Interface dataset entries
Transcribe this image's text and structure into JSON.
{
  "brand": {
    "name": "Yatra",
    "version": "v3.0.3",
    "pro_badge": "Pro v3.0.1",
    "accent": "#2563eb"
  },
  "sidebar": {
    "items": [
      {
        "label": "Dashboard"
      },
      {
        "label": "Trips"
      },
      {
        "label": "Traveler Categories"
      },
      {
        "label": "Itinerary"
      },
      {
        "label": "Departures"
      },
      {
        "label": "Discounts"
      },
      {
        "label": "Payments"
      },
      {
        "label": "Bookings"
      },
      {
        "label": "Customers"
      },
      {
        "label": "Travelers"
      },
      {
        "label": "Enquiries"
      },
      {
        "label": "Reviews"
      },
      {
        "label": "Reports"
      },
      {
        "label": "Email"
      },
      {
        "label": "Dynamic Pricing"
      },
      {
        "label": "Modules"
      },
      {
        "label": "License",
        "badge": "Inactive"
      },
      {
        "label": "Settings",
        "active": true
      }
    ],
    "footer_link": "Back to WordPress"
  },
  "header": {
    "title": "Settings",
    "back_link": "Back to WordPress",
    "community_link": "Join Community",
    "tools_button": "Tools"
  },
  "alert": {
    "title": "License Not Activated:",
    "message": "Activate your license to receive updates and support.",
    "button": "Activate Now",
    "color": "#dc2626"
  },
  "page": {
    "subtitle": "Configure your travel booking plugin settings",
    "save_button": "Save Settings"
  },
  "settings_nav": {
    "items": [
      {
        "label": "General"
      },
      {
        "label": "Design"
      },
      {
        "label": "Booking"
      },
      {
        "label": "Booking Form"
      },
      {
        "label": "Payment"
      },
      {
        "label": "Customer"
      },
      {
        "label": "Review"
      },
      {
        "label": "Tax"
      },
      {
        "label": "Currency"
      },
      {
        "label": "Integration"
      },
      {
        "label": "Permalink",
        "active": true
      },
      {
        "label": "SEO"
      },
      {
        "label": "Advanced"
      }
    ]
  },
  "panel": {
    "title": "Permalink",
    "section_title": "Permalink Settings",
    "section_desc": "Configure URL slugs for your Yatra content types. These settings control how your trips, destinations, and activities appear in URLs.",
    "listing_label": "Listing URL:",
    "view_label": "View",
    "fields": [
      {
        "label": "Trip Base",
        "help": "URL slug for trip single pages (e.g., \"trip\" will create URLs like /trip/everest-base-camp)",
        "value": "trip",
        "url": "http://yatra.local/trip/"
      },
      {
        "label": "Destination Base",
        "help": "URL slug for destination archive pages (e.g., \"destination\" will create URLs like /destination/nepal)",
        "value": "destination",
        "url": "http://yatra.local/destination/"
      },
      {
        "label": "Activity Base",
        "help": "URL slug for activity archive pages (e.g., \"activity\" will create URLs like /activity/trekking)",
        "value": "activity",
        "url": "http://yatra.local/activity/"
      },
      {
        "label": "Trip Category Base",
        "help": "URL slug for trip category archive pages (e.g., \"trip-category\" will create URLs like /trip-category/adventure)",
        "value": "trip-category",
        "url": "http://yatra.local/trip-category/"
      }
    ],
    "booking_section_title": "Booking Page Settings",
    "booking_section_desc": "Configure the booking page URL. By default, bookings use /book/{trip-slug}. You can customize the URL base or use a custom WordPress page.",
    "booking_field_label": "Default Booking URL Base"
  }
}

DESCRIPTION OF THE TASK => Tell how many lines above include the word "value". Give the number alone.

RESULT FOR THIS TASK => 4